Luca della Robbia was a Florentine sculptor apprenticed to Lorenzo Ghiberti early in his life. Originally worked in stone before moving to terra cotta and developing a closely guarded glazing process that his workshop would continue using well after his death in 1482. His work can be seen primarily in Florence and Rome though there are strong examples throughout the Tuscan region. Della Robbia, possibly influenced by Ghiberti, developed an inscriptional and painted letterform that showed the addition of serifs and terminal flairs that moved the Florentine sans more toward the Roman revival that would develop at the end of the 15th century.
Mac McGrew credits Thomas Maitland Cleland (1880–1964) with the design of the typographic Della Robbia released by ATF in 1902. David Consuegra ((Consuegra, David. American Type Design and Designers. New York: Allworth Press, 2004.)) credits David Bruce’s New York Type Foundry for commissioning the design of Della Robbia in early 1902. The New York Type Foundry had been absorbed by ATF in 1901 and would continue to operate under its own name until 1906. On a trip to Italy, Cleland had made rubbings of the Florentine sculptor’s 15th-century inscriptional letters found in Rome that influenced his design for the face. A second weight, Della Robbia Light, was subsequently designed by Morris Fuller Benton in 1913 for ATF. Both Monotype, Damon & Peat, and Stephenson Blake of England each developed subtle copies of this face in their own competing catalogs. Damon & Peat referred to their version as Armstrong, while Stephenson Blake offered their design as Westminster Old Style.

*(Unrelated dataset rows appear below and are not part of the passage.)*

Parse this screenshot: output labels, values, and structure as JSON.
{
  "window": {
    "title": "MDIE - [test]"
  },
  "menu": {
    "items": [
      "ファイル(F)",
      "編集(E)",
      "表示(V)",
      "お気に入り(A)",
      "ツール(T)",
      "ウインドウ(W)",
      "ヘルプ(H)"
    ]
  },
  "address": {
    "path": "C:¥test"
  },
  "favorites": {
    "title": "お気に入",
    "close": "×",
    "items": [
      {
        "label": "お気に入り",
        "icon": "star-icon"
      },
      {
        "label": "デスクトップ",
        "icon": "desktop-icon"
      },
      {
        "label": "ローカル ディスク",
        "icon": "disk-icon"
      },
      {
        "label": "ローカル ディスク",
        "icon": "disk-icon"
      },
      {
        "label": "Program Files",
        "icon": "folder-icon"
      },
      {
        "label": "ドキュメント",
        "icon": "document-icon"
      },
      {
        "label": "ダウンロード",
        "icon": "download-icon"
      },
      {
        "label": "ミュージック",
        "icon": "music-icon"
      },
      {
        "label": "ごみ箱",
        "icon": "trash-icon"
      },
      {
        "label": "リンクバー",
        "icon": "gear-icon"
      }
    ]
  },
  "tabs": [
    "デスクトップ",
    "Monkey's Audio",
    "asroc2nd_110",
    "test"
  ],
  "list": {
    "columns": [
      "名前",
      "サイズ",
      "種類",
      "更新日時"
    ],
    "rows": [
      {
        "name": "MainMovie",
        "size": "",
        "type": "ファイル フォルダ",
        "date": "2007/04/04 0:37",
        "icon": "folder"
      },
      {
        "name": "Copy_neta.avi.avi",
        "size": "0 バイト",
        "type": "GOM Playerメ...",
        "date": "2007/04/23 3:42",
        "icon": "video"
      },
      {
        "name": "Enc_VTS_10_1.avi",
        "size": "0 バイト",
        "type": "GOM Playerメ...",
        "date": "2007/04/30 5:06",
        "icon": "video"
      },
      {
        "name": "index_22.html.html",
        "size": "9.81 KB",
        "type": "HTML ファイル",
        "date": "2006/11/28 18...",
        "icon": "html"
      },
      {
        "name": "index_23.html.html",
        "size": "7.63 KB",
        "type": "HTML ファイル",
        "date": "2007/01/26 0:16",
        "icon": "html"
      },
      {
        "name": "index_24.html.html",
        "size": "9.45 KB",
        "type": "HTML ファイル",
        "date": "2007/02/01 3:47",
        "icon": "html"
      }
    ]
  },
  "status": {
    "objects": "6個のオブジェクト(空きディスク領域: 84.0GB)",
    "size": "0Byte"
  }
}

Della Robbia was first shown as wood type in Hamilton Mfg Co’s 1938 72-page, soft cover Catalog No 38. It showed a single weight of Della Robbia (named No 817 by Hamilton) in four sizes: 4-line, 6-line, 8-line, and 10-line. Curiously there is no licensing indication that this is an ATF face. It is also curious that there was a 36-year lag between the face first being shown by ATF and is being offered as a wood type by Hamilton. Hamilton (then Hamilton Industries, a Division of American Hospital Supply Corporation) showed this face as late as 1973. The 1973 Hamilton Woodtype catalog is their last know published catalog before they sold the wood type manufacturing portion of the business in 1984.